Round five was again a blood-bath as four of the five games saw decisive games.
World Champion Magnus Carlsen showed no signs of slowing down as he notched up his fourth successive win against Anish Giri of the Netherlands. Facing the Rossolimo variation against his Sicilian, Carlsen equalized comfortably with Black and also got the Bishop pair advantage. He showed impeccable technique and transited into a winning King and pawn endgame. Carlsen’s advanced ‘a’ pawn forced Giri’s resignation on move 55.
Indian superstar Vishy Anand employed the notorious Berlin Defense known for it’s drawing tendencies against Nakamura’s Ruy Lopez. Nakamura then entered the Anti-Berlin variation showing his intention of playing for a win. During the middle-game, Nakamura earned a healthy edge as Anand’s Queen was caught offside on the b4 square. Nakamura then tried to storm the Kingside for a winning attack but Anand brought his queen back in the game in a timely manner to thwart all threats.

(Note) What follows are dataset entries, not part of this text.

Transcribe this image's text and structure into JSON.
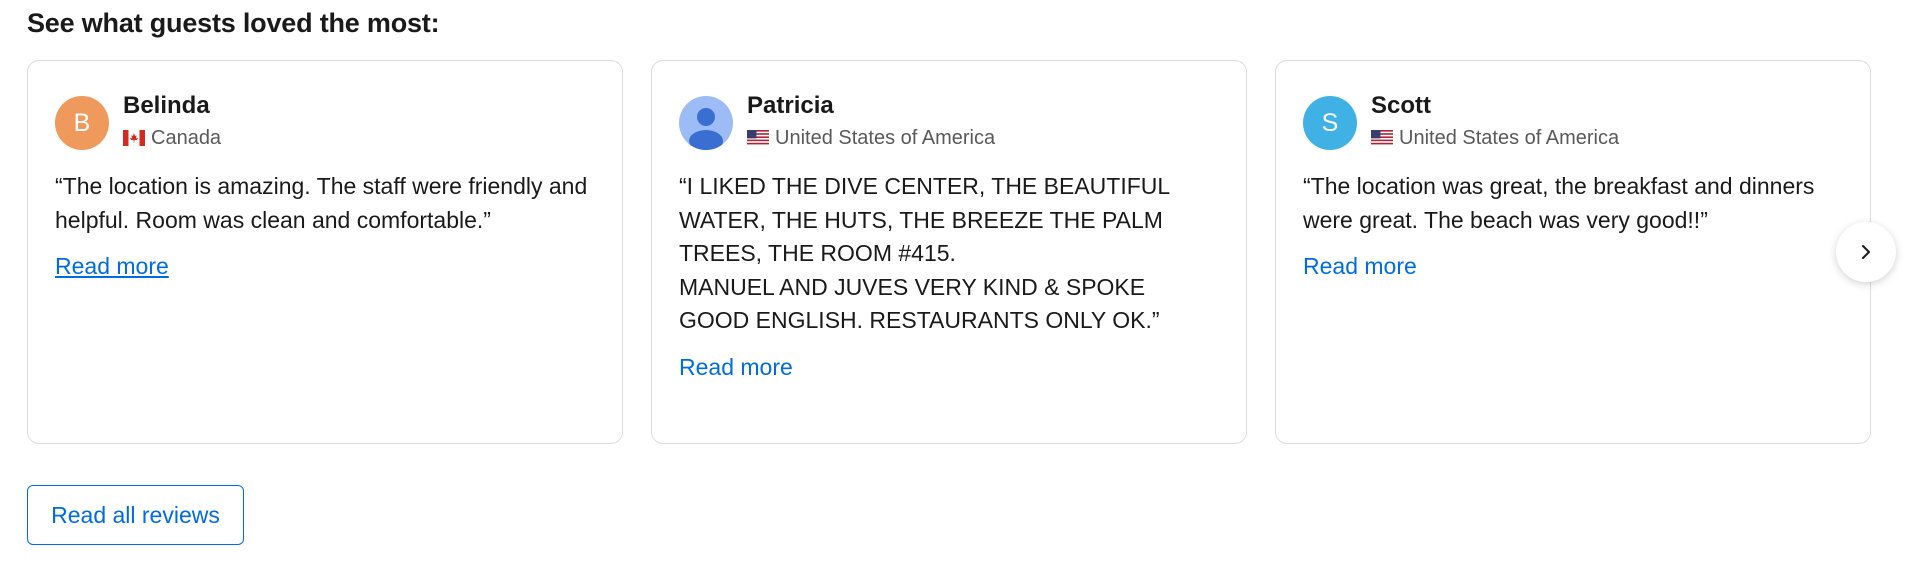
{
  "section": {
    "title": "See what guests loved the most:"
  },
  "reviews": [
    {
      "name": "Belinda",
      "initial": "B",
      "avatar_color": "#ef9a5c",
      "flag_icon": "canada-flag-icon",
      "country": "Canada",
      "quote": "“The location is amazing. The staff were friendly and helpful. Room was clean and comfortable.”",
      "read_more": "Read more"
    },
    {
      "name": "Patricia",
      "initial": "",
      "avatar_color": "#9dbbf5",
      "flag_icon": "usa-flag-icon",
      "country": "United States of America",
      "quote": "“I LIKED THE DIVE CENTER, THE BEAUTIFUL WATER, THE HUTS, THE BREEZE THE PALM TREES, THE ROOM #415.\nMANUEL AND JUVES VERY KIND & SPOKE GOOD ENGLISH. RESTAURANTS ONLY OK.”",
      "read_more": "Read more"
    },
    {
      "name": "Scott",
      "initial": "S",
      "avatar_color": "#3fb1e5",
      "flag_icon": "usa-flag-icon",
      "country": "United States of America",
      "quote": "“The location was great, the breakfast and dinners were great. The beach was very good!!”",
      "read_more": "Read more"
    }
  ],
  "carousel": {
    "next_icon": "chevron-right-icon"
  },
  "actions": {
    "read_all_label": "Read all reviews"
  },
  "colors": {
    "link": "#006ce4",
    "card_border": "#dcdcdc"
  }
}
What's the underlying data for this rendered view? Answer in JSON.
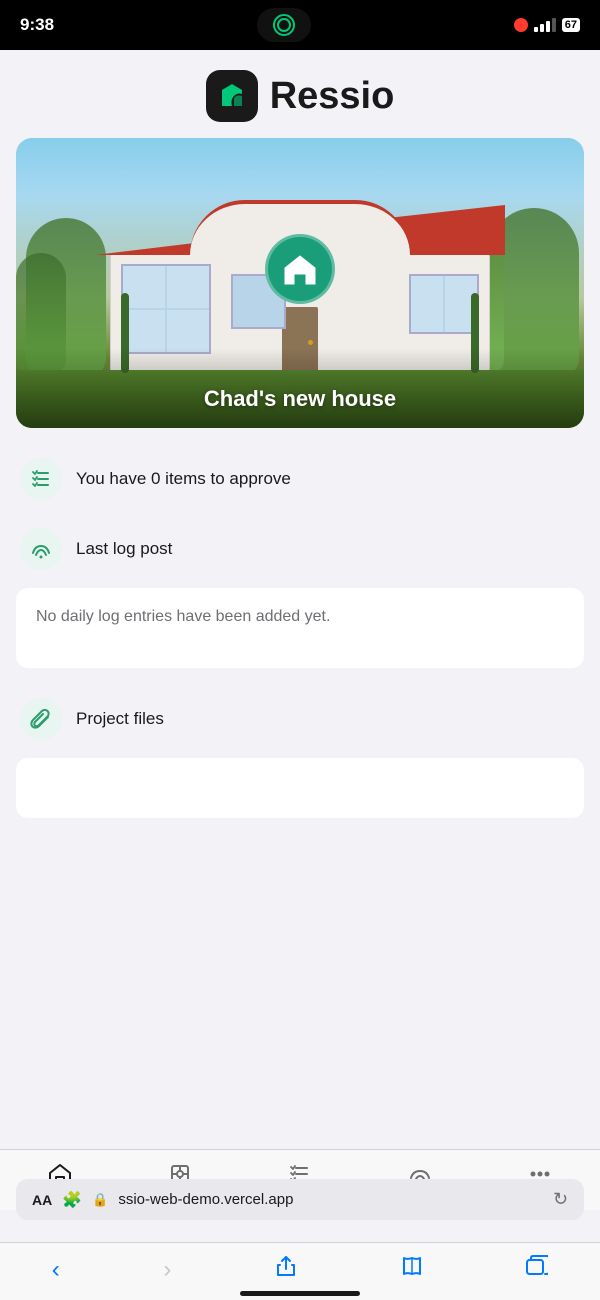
{
  "statusBar": {
    "time": "9:38",
    "battery": "67"
  },
  "header": {
    "appName": "Ressio"
  },
  "hero": {
    "title": "Chad's new house"
  },
  "approvals": {
    "text": "You have 0 items to approve"
  },
  "logSection": {
    "label": "Last log post",
    "emptyMessage": "No daily log entries have been added yet."
  },
  "filesSection": {
    "label": "Project files"
  },
  "nav": {
    "items": [
      {
        "id": "home",
        "label": "Home",
        "active": true
      },
      {
        "id": "specs",
        "label": "Specs",
        "active": false
      },
      {
        "id": "approvals",
        "label": "Approvals",
        "active": false
      },
      {
        "id": "log",
        "label": "Log",
        "active": false
      },
      {
        "id": "more",
        "label": "More",
        "active": false
      }
    ]
  },
  "browser": {
    "aa": "AA",
    "url": "ssio-web-demo.vercel.app"
  }
}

Anand’s counterplay was successful and he soon found a draw by perpetual checks to split the points.
Elsewhere, Indian wildcards Harikrishna and Vidit both lost in contrasting fashion to Aronian and Wesley respectively. While Aronian crushed Harikrishna, Vidit blundered in an dead-equal position in the Queen endgame. Vidit’s 44th move blunder with pawn to b4 cost him the game. Wesley soon converted to rise to the joint second spot.
In the remaining match, Chinese number one Ding Liren won a fine game with Black against Ian Nepomniachtchi of Russia in the Ruy Lopez opening. Ding won a pawn in the middle-game and duly converted his advantage. Nepomniachtchi blundered a rook and resigned immediately on move 47.

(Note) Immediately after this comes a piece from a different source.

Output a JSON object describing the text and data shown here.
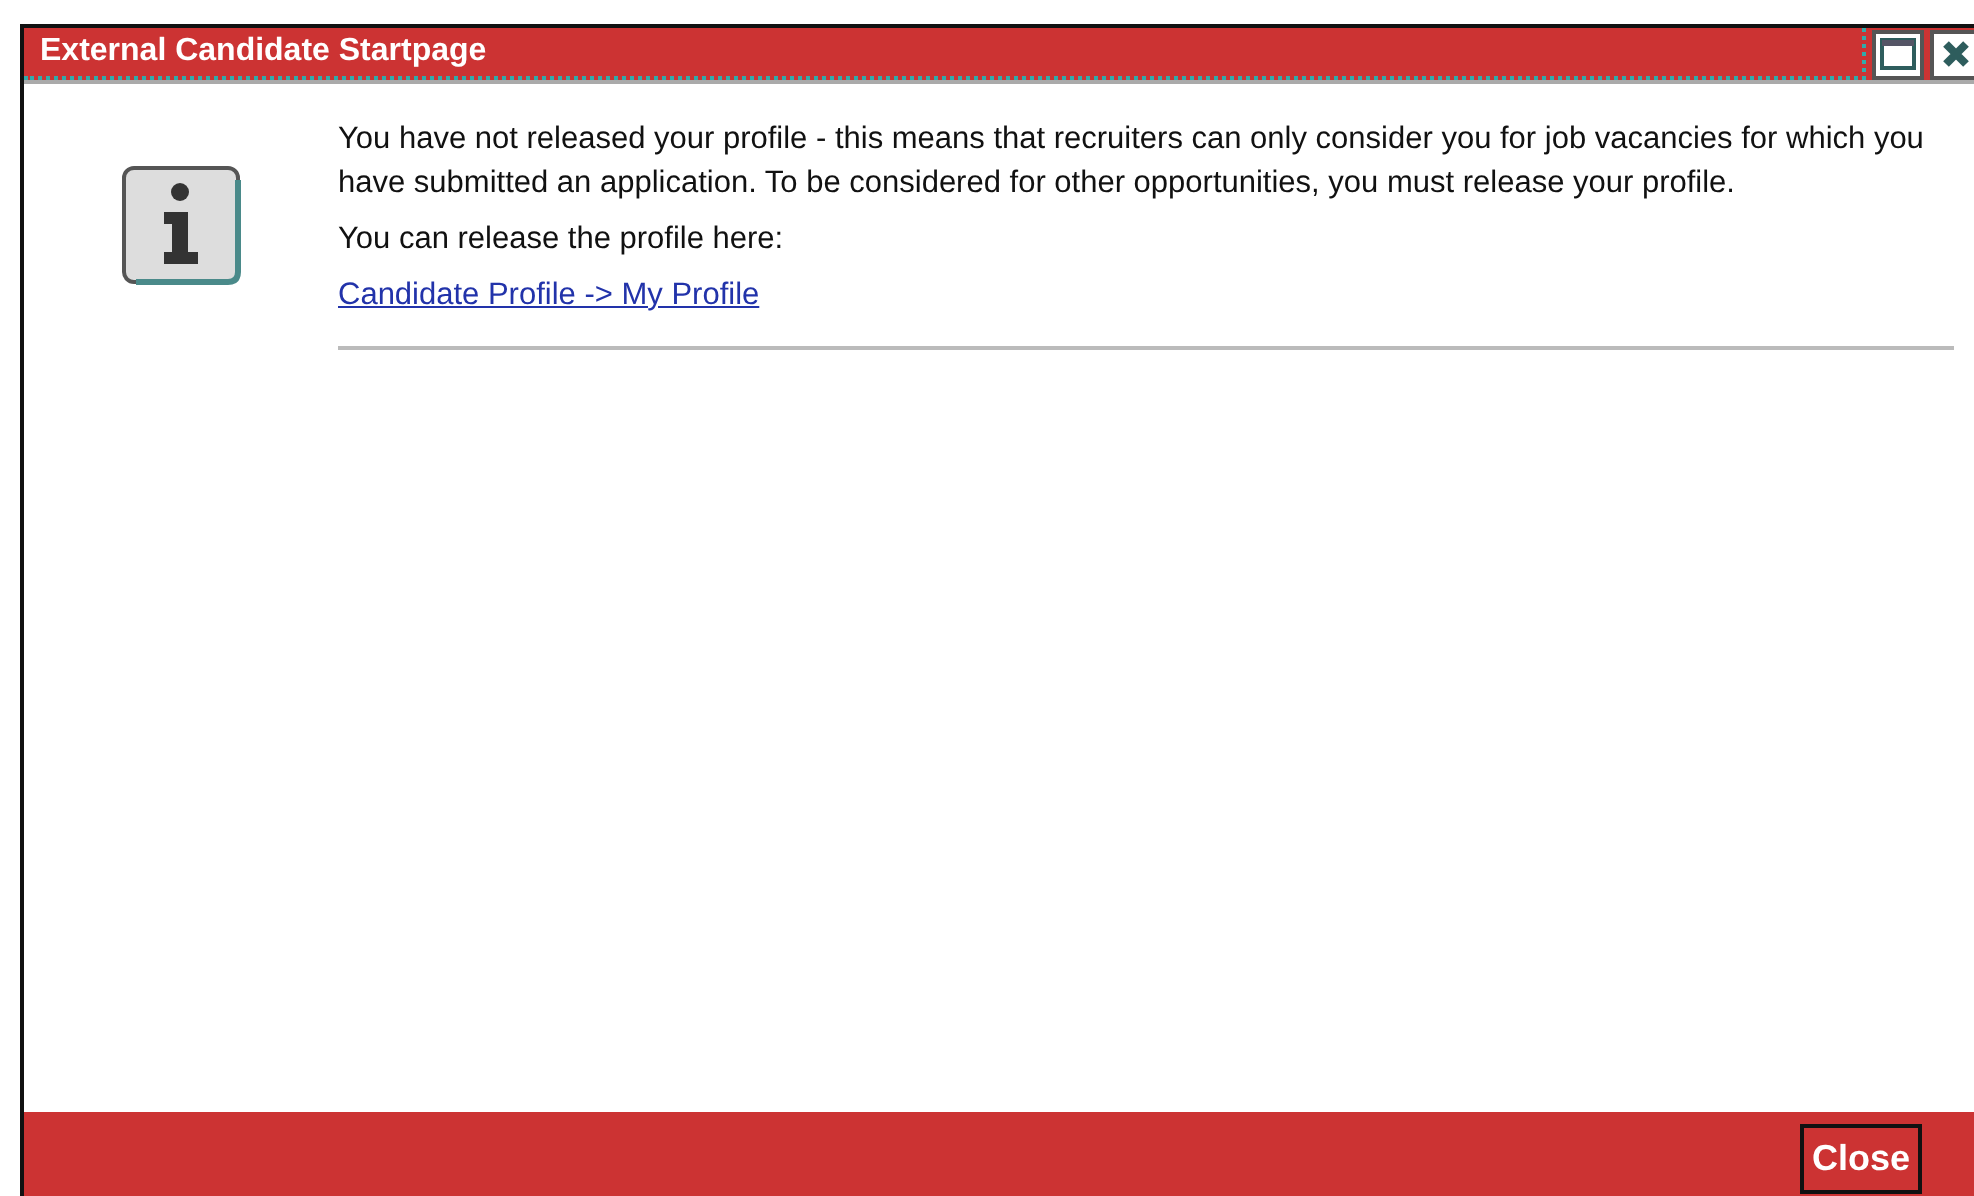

World Champion Magnus Carlsen was facing his weakest opponent in terms of rating in Vidit Gujrathi of India. With his current form and the situation, this seemed to be an easy game for the world champion. But, the Indian wildcard, Vidit surprised everyone and played some great chess to put Magnus on the backfoot. He won a pawn with a nice tactic with Nxd5 on move 17. Carlsen was under serious pressure for the first time on Indian soil. Vidit tried his best to put pressure and convert his extra pawn but Carlsen’s experience prevailed as he maximised his drawing chances to enter a Queen endgame where he used Vidit’s weakened King position to steer the game to a draw. Vidit fought on and created every inch of chance to create a result but Carlsen found the best way to safety. In a position with bare kings left they agreed to a draw on move 75 in the longest game of the event so far.

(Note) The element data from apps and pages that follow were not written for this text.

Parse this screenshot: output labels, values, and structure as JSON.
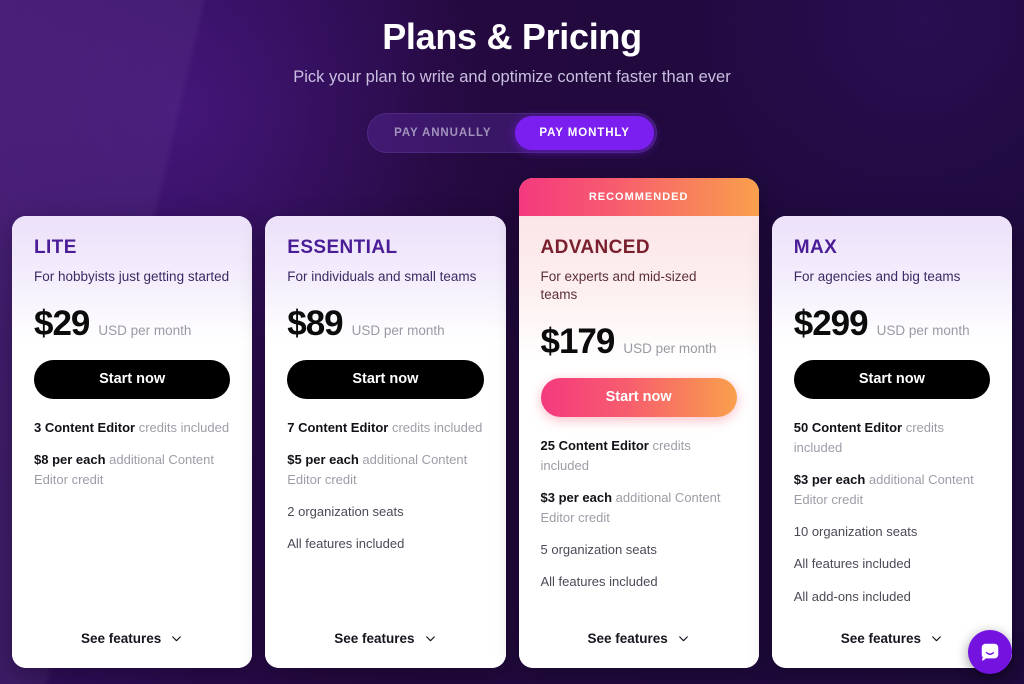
{
  "header": {
    "title": "Plans & Pricing",
    "subtitle": "Pick your plan to write and optimize content faster than ever"
  },
  "billing_toggle": {
    "annual_label": "PAY ANNUALLY",
    "monthly_label": "PAY MONTHLY",
    "selected": "PAY MONTHLY"
  },
  "colors": {
    "page_bg_dark": "#1e0a3c",
    "page_bg_light": "#3a1168",
    "accent_purple": "#7b1ff0",
    "plan_title_purple": "#4a1d96",
    "featured_title_maroon": "#7a1f2e",
    "gradient_start": "#f4397f",
    "gradient_end": "#f9a04c",
    "chat_launcher": "#7412e0"
  },
  "plans": [
    {
      "name": "LITE",
      "tagline": "For hobbyists just getting started",
      "price": "$29",
      "price_unit": "USD per month",
      "cta_label": "Start now",
      "recommended": false,
      "ribbon_label": "",
      "see_features_label": "See features",
      "features": [
        {
          "bold": "3 Content Editor",
          "rest": " credits included"
        },
        {
          "bold": "$8 per each",
          "rest": " additional Content Editor credit"
        }
      ],
      "plain_features": []
    },
    {
      "name": "ESSENTIAL",
      "tagline": "For individuals and small teams",
      "price": "$89",
      "price_unit": "USD per month",
      "cta_label": "Start now",
      "recommended": false,
      "ribbon_label": "",
      "see_features_label": "See features",
      "features": [
        {
          "bold": "7 Content Editor",
          "rest": " credits included"
        },
        {
          "bold": "$5 per each",
          "rest": " additional Content Editor credit"
        }
      ],
      "plain_features": [
        "2 organization seats",
        "All features included"
      ]
    },
    {
      "name": "ADVANCED",
      "tagline": "For experts and mid-sized teams",
      "price": "$179",
      "price_unit": "USD per month",
      "cta_label": "Start now",
      "recommended": true,
      "ribbon_label": "RECOMMENDED",
      "see_features_label": "See features",
      "features": [
        {
          "bold": "25 Content Editor",
          "rest": " credits included"
        },
        {
          "bold": "$3 per each",
          "rest": " additional Content Editor credit"
        }
      ],
      "plain_features": [
        "5 organization seats",
        "All features included"
      ]
    },
    {
      "name": "MAX",
      "tagline": "For agencies and big teams",
      "price": "$299",
      "price_unit": "USD per month",
      "cta_label": "Start now",
      "recommended": false,
      "ribbon_label": "",
      "see_features_label": "See features",
      "features": [
        {
          "bold": "50 Content Editor",
          "rest": " credits included"
        },
        {
          "bold": "$3 per each",
          "rest": " additional Content Editor credit"
        }
      ],
      "plain_features": [
        "10 organization seats",
        "All features included",
        "All add-ons included"
      ]
    }
  ],
  "chat_widget": {
    "icon": "chat-bubble-smile-icon"
  }
}
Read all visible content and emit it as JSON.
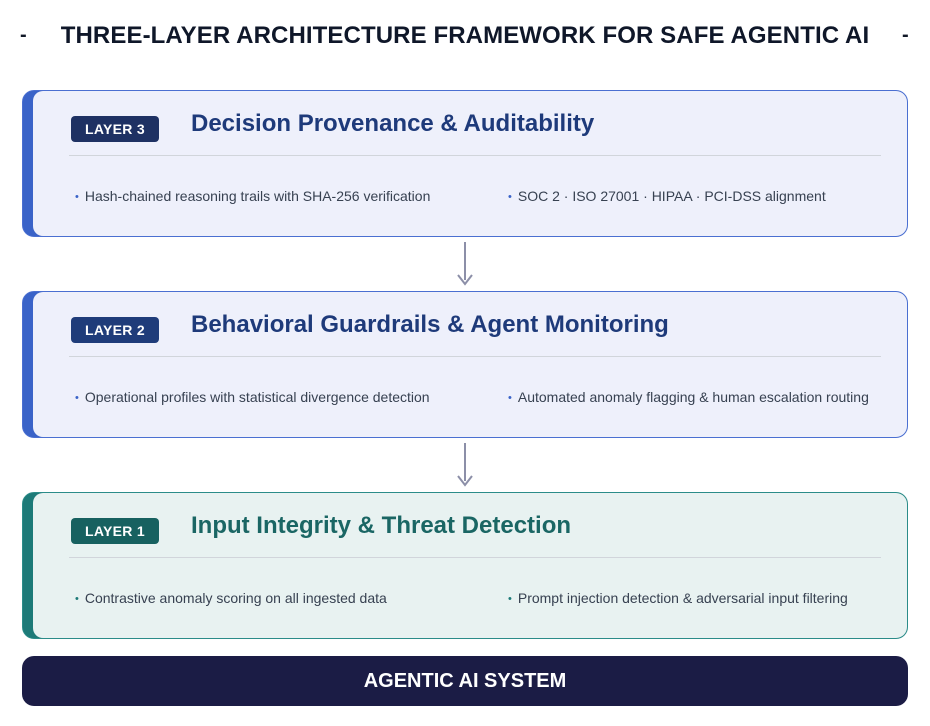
{
  "title": "THREE-LAYER ARCHITECTURE FRAMEWORK FOR SAFE AGENTIC AI",
  "title_dashes": [
    "-",
    "-"
  ],
  "layers": [
    {
      "badge": "LAYER 3",
      "title": "Decision Provenance & Auditability",
      "bullets": [
        "Hash-chained reasoning trails with SHA-256 verification",
        "SOC 2 · ISO 27001 · HIPAA · PCI-DSS alignment"
      ],
      "accent_color": "#3a63c8",
      "badge_color": "#1e3163",
      "title_color": "#1e3a7a",
      "bg_color": "#eef0fb",
      "border_color": "#4a6fd1"
    },
    {
      "badge": "LAYER 2",
      "title": "Behavioral Guardrails & Agent Monitoring",
      "bullets": [
        "Operational profiles with statistical divergence detection",
        "Automated anomaly flagging & human escalation routing"
      ],
      "accent_color": "#3a63c8",
      "badge_color": "#1f3c7a",
      "title_color": "#1e3a7a",
      "bg_color": "#eef0fb",
      "border_color": "#4a6fd1"
    },
    {
      "badge": "LAYER 1",
      "title": "Input Integrity & Threat Detection",
      "bullets": [
        "Contrastive anomaly scoring on all ingested data",
        "Prompt injection detection & adversarial input filtering"
      ],
      "accent_color": "#1d7a78",
      "badge_color": "#176160",
      "title_color": "#1a6664",
      "bg_color": "#e8f2f1",
      "border_color": "#2b8c89"
    }
  ],
  "system": {
    "label": "AGENTIC AI SYSTEM",
    "color": "#1b1c45"
  },
  "arrow_color": "#8c8fa8"
}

Indian legend Viswanathan Anand repeated his Italian opening of round four this time against Anish Giri of the Netherlands. Inspite of a nice opening, Giri slowly outplayed Anand to get a miniscule edge. The position was still drawish before Anand blundered with Qxc4 on move 36. This prompted a shift in momentum. Giri’s active pieces forced Anand to sacrifice a pawn and also weaken his King position for counterplay. This proved fatal and Anand soon resigned in a hopeless position.
The last decisive result was seen in Harikrishna vs Nakamura. Harikrishna sacrificed a pawn as early as move 10 in a position that is still borderline theory. Harikrishna’s position looked good until he blundered with f4 on the 30th move. This move weakened his second rank and his king position which Nakamura exploited to perfection. Thanks to this win, Nakamura has now jumped to joint second position along with his compatriot Wesley So.
Elsewhere, Ding Liren and Levon Aronian agreed to a draw in just 18 moves in a game in which nothing of substance happened. Wesley vs Nepomiachtchi was also a rather timid draw in 29 moves inspite of it featuring the razor-sharp Sicilian Najdorf variation.